To cut to the chase, your Honor, all I can say is that I was not speeding. Even if I was—and I would never want to excuse such reckless behavior—I really needed to get my share of the leftover hotdogs from my brother’s graduation party in my fridge before they started to go bad. Again, this would not excuse any violation of the law, had such a violation occurred. Yet even a judge of your stature would have to admit that we’ve all been in that situation, transporting a parcel of hotdogs in a car with a busted A/C unit for a prolonged period of time. Not to mention an open two-liter bottle of Diet Pepsi that was quickly going flat.


And how accurate are radar guns? Can we trust an officer’s dexterity with his radar gun? Was Officer Parsons constantly shifting back and forth between cars? Or did he just eyeball this one? Maybe I was mistaken for another car, or Officer Parsons was moving his arm too quickly with the radar gun and messed things up. I’m not a scientist. Does Officer Parsons ever zone out while on patrol? Put another way, is Officer Parsons human? How long can I keep talking? Is Officer Parsons going to be given time to respond to these questions? If I keep talking, will he forget some of the earlier ones? I humbly recommend to the Court that Officer Parsons not be allowed to speak, because I’m really on a roll here.


Yet I digress. Regardless of the facts that I was going the speed limit and Officer Parsons’ radar gun is unreliable, I argue that this entire proceeding constitutes double jeopardy. I am on trial for my alleged crime after already being tried by the court of public opinion when the officer’s bodycam footage of me puking all over my passenger seat went viral. You have no idea how horrible the comments were—people online can be very hurtful.


Finally, I would like to introduce evidence. Traffic court takes evidence, right? I present Exhibit A, Your Honor: a Snapchat I took while driving with a speed filter that clearly reads 64 miles per hour—one whole mile per hour below the speed limit. Consider this case closed.


Of course, I’m just kidding about the Snapchat. I threw that together in Photoshop earlier today. Please don’t admit it as actual testimony. If there’s anything that Suits taught me, it’s that levity can help you win over even the toughest courtroom. Thank you, Harvey Specter.


So, your honor, I respectfully ask you to sit back, take in all of what you’ve heard, and maybe have some of this macaroni salad I brought. I hope you don’t take this as a bribe—there was seriously just a ton of leftovers from my brother’s graduation party and I really need to get rid of them now.

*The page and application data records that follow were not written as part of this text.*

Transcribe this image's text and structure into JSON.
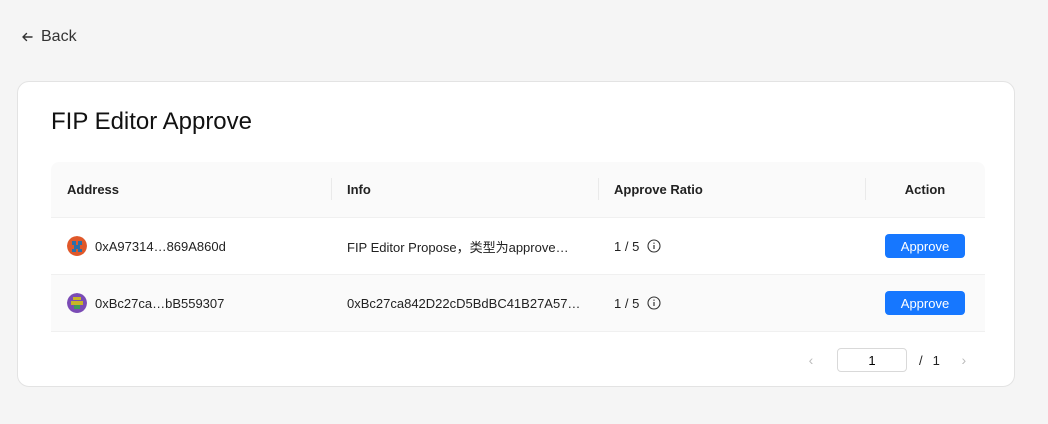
{
  "back_label": "Back",
  "title": "FIP Editor Approve",
  "columns": {
    "address": "Address",
    "info": "Info",
    "ratio": "Approve Ratio",
    "action": "Action"
  },
  "rows": [
    {
      "address_prefix": "0xA97314",
      "address_ellipsis": "…",
      "address_suffix": "869A860d",
      "info": "FIP Editor Propose，类型为approve…",
      "ratio": "1 / 5",
      "action_label": "Approve",
      "avatar_colors": [
        "#e0582a",
        "#2a6fa8"
      ]
    },
    {
      "address_prefix": "0xBc27ca",
      "address_ellipsis": "…",
      "address_suffix": "bB559307",
      "info": "0xBc27ca842D22cD5BdBC41B27A57…",
      "ratio": "1 / 5",
      "action_label": "Approve",
      "avatar_colors": [
        "#7a4bb5",
        "#c7b428"
      ]
    }
  ],
  "pagination": {
    "current": "1",
    "separator": "/",
    "total": "1"
  },
  "colors": {
    "accent": "#1677ff"
  }
}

Thank you, and God bless you, and God bless these United States of America. Before I take my seat, awaiting your fair and just ruling, I’d like to remind the court my skin is very, very white.